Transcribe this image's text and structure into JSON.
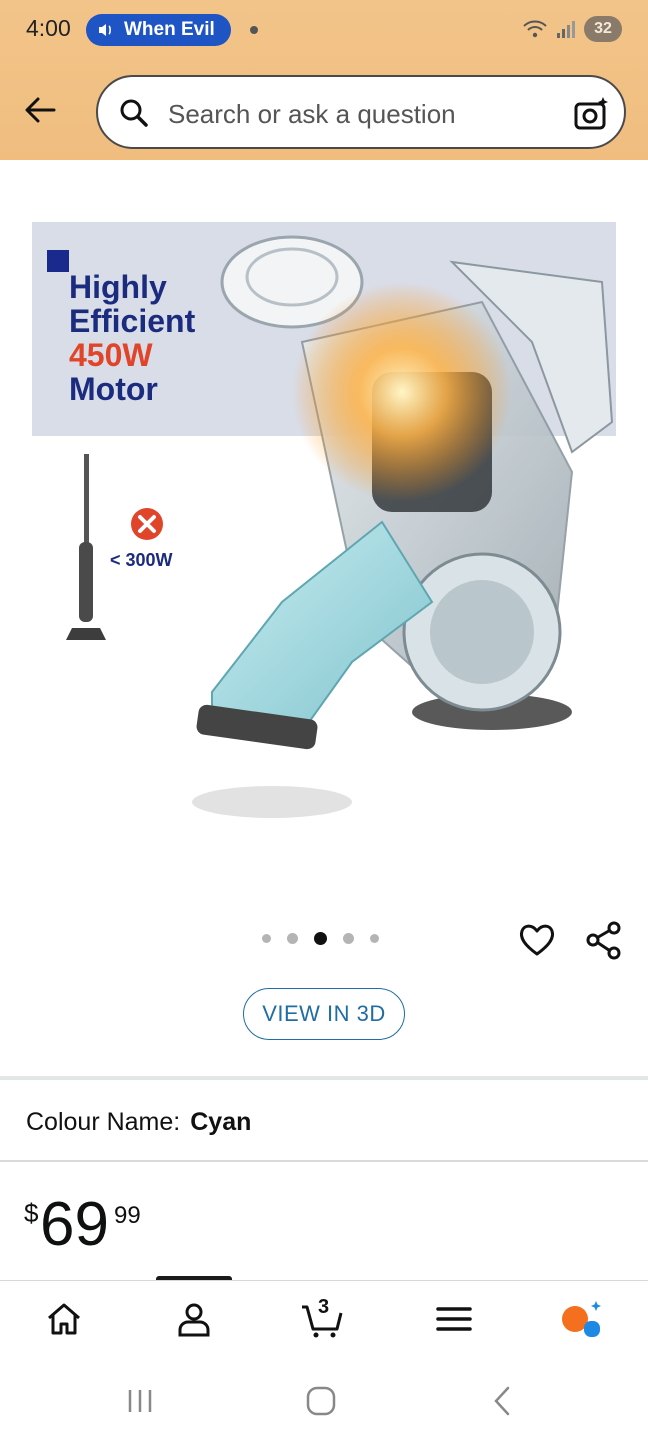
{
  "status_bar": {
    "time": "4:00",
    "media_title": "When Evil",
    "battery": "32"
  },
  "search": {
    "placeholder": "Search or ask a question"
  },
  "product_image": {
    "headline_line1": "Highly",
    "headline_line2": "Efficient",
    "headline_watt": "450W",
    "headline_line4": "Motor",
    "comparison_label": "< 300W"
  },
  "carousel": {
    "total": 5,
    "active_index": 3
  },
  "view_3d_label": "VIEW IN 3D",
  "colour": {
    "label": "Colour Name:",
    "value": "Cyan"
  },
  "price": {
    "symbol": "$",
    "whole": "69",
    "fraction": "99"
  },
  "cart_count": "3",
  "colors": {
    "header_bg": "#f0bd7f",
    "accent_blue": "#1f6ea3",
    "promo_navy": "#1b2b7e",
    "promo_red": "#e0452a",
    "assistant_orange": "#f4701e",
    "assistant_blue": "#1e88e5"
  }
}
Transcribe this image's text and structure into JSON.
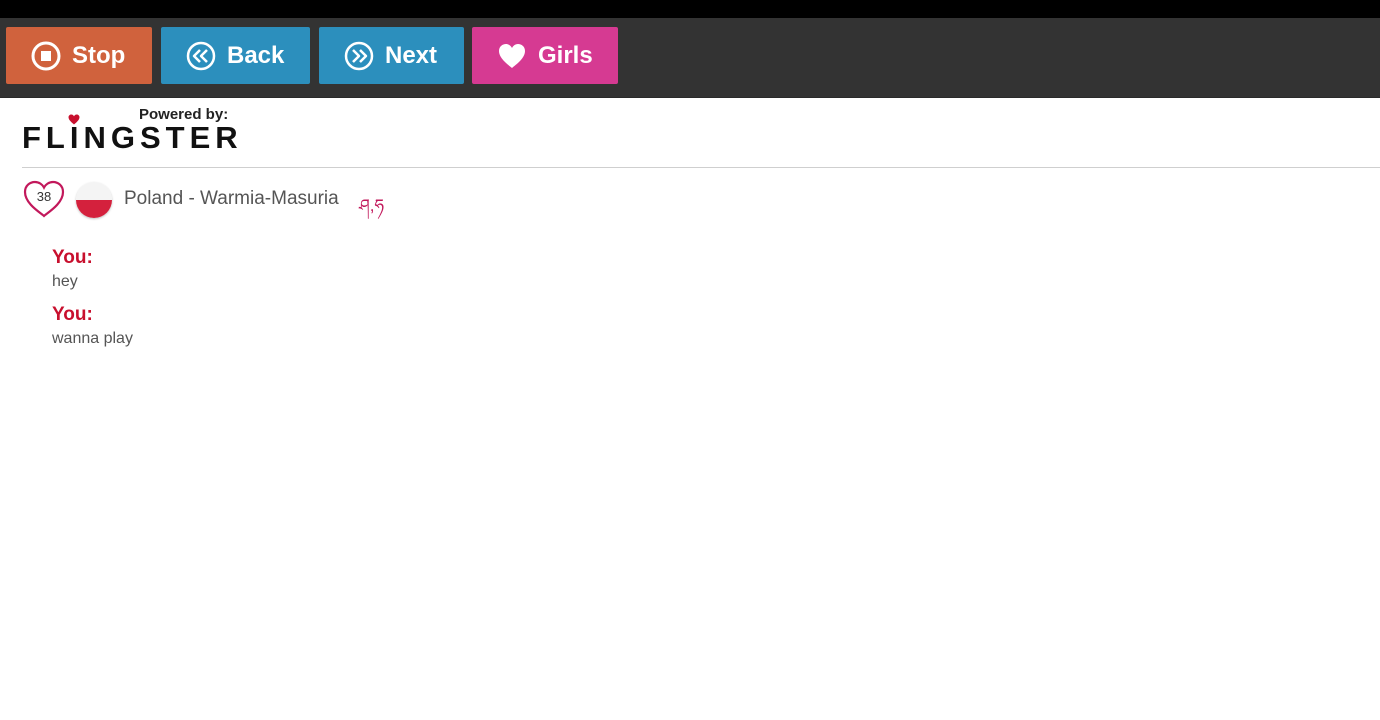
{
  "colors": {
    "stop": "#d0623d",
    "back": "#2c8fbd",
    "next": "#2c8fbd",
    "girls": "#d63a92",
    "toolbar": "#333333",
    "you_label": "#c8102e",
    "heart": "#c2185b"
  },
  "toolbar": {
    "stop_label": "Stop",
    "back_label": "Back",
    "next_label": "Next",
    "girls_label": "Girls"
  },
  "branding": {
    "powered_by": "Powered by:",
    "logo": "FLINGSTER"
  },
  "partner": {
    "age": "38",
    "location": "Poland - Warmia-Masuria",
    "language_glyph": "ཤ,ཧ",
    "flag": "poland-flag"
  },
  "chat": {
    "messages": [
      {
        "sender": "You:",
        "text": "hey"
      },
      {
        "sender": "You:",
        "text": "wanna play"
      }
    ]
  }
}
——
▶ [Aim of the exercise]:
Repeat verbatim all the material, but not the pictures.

▶ [Task solution]:
Transcribe this image's text and structure into JSON.
{
  "status_bar": {
    "time": "4:00",
    "media_title": "When Evil",
    "battery": "32"
  },
  "search": {
    "placeholder": "Search or ask a question"
  },
  "product_image": {
    "headline_line1": "Highly",
    "headline_line2": "Efficient",
    "headline_watt": "450W",
    "headline_line4": "Motor",
    "comparison_label": "< 300W"
  },
  "carousel": {
    "total": 5,
    "active_index": 3
  },
  "view_3d_label": "VIEW IN 3D",
  "colour": {
    "label": "Colour Name:",
    "value": "Cyan"
  },
  "price": {
    "symbol": "$",
    "whole": "69",
    "fraction": "99"
  },
  "cart_count": "3",
  "colors": {
    "header_bg": "#f0bd7f",
    "accent_blue": "#1f6ea3",
    "promo_navy": "#1b2b7e",
    "promo_red": "#e0452a",
    "assistant_orange": "#f4701e",
    "assistant_blue": "#1e88e5"
  }
}
Transcribe this image's text and structure into JSON.
{
  "colors": {
    "stop": "#d0623d",
    "back": "#2c8fbd",
    "next": "#2c8fbd",
    "girls": "#d63a92",
    "toolbar": "#333333",
    "you_label": "#c8102e",
    "heart": "#c2185b"
  },
  "toolbar": {
    "stop_label": "Stop",
    "back_label": "Back",
    "next_label": "Next",
    "girls_label": "Girls"
  },
  "branding": {
    "powered_by": "Powered by:",
    "logo": "FLINGSTER"
  },
  "partner": {
    "age": "38",
    "location": "Poland - Warmia-Masuria",
    "language_glyph": "ཤ,ཧ",
    "flag": "poland-flag"
  },
  "chat": {
    "messages": [
      {
        "sender": "You:",
        "text": "hey"
      },
      {
        "sender": "You:",
        "text": "wanna play"
      }
    ]
  }
}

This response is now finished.